== TASK DIRECTIONS ==
Start at the top of the records below and copy them exactly to the end.

** PROVIDED RECORDS follows **

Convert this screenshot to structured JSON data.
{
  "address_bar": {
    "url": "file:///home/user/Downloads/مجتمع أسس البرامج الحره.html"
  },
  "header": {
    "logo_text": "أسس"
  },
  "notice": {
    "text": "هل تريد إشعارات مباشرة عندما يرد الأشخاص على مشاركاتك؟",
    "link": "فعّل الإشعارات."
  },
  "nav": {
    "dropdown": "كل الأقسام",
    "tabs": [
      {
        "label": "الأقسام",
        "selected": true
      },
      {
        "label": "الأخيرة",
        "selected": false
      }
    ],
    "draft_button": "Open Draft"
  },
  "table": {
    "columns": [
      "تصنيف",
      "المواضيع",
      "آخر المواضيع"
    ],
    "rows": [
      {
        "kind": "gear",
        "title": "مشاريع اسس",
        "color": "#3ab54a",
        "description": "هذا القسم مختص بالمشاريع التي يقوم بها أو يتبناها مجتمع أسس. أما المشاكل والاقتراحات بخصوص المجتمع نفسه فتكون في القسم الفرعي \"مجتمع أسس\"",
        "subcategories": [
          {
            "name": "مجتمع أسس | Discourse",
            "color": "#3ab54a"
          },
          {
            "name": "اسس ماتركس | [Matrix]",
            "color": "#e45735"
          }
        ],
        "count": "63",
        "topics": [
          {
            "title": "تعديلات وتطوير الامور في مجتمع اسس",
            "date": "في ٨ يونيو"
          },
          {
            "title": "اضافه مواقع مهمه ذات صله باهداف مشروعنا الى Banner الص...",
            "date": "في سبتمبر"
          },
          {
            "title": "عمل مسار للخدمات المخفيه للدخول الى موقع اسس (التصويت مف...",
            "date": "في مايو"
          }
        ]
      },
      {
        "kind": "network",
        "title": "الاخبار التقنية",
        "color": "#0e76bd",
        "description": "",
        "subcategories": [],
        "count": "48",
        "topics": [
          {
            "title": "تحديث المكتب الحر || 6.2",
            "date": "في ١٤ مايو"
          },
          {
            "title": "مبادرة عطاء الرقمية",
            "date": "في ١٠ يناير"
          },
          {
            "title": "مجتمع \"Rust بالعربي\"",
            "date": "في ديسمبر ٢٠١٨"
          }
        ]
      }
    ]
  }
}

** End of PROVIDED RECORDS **

== EXPECTED ANSWER ==
Convert this screenshot to structured JSON data.
{
  "address_bar": {
    "url": "file:///home/user/Downloads/مجتمع أسس البرامج الحره.html"
  },
  "header": {
    "logo_text": "أسس"
  },
  "notice": {
    "text": "هل تريد إشعارات مباشرة عندما يرد الأشخاص على مشاركاتك؟",
    "link": "فعّل الإشعارات."
  },
  "nav": {
    "dropdown": "كل الأقسام",
    "tabs": [
      {
        "label": "الأقسام",
        "selected": true
      },
      {
        "label": "الأخيرة",
        "selected": false
      }
    ],
    "draft_button": "Open Draft"
  },
  "table": {
    "columns": [
      "تصنيف",
      "المواضيع",
      "آخر المواضيع"
    ],
    "rows": [
      {
        "kind": "gear",
        "title": "مشاريع اسس",
        "color": "#3ab54a",
        "description": "هذا القسم مختص بالمشاريع التي يقوم بها أو يتبناها مجتمع أسس. أما المشاكل والاقتراحات بخصوص المجتمع نفسه فتكون في القسم الفرعي \"مجتمع أسس\"",
        "subcategories": [
          {
            "name": "مجتمع أسس | Discourse",
            "color": "#3ab54a"
          },
          {
            "name": "اسس ماتركس | [Matrix]",
            "color": "#e45735"
          }
        ],
        "count": "63",
        "topics": [
          {
            "title": "تعديلات وتطوير الامور في مجتمع اسس",
            "date": "في ٨ يونيو"
          },
          {
            "title": "اضافه مواقع مهمه ذات صله باهداف مشروعنا الى Banner الص...",
            "date": "في سبتمبر"
          },
          {
            "title": "عمل مسار للخدمات المخفيه للدخول الى موقع اسس (التصويت مف...",
            "date": "في مايو"
          }
        ]
      },
      {
        "kind": "network",
        "title": "الاخبار التقنية",
        "color": "#0e76bd",
        "description": "",
        "subcategories": [],
        "count": "48",
        "topics": [
          {
            "title": "تحديث المكتب الحر || 6.2",
            "date": "في ١٤ مايو"
          },
          {
            "title": "مبادرة عطاء الرقمية",
            "date": "في ١٠ يناير"
          },
          {
            "title": "مجتمع \"Rust بالعربي\"",
            "date": "في ديسمبر ٢٠١٨"
          }
        ]
      }
    ]
  }
}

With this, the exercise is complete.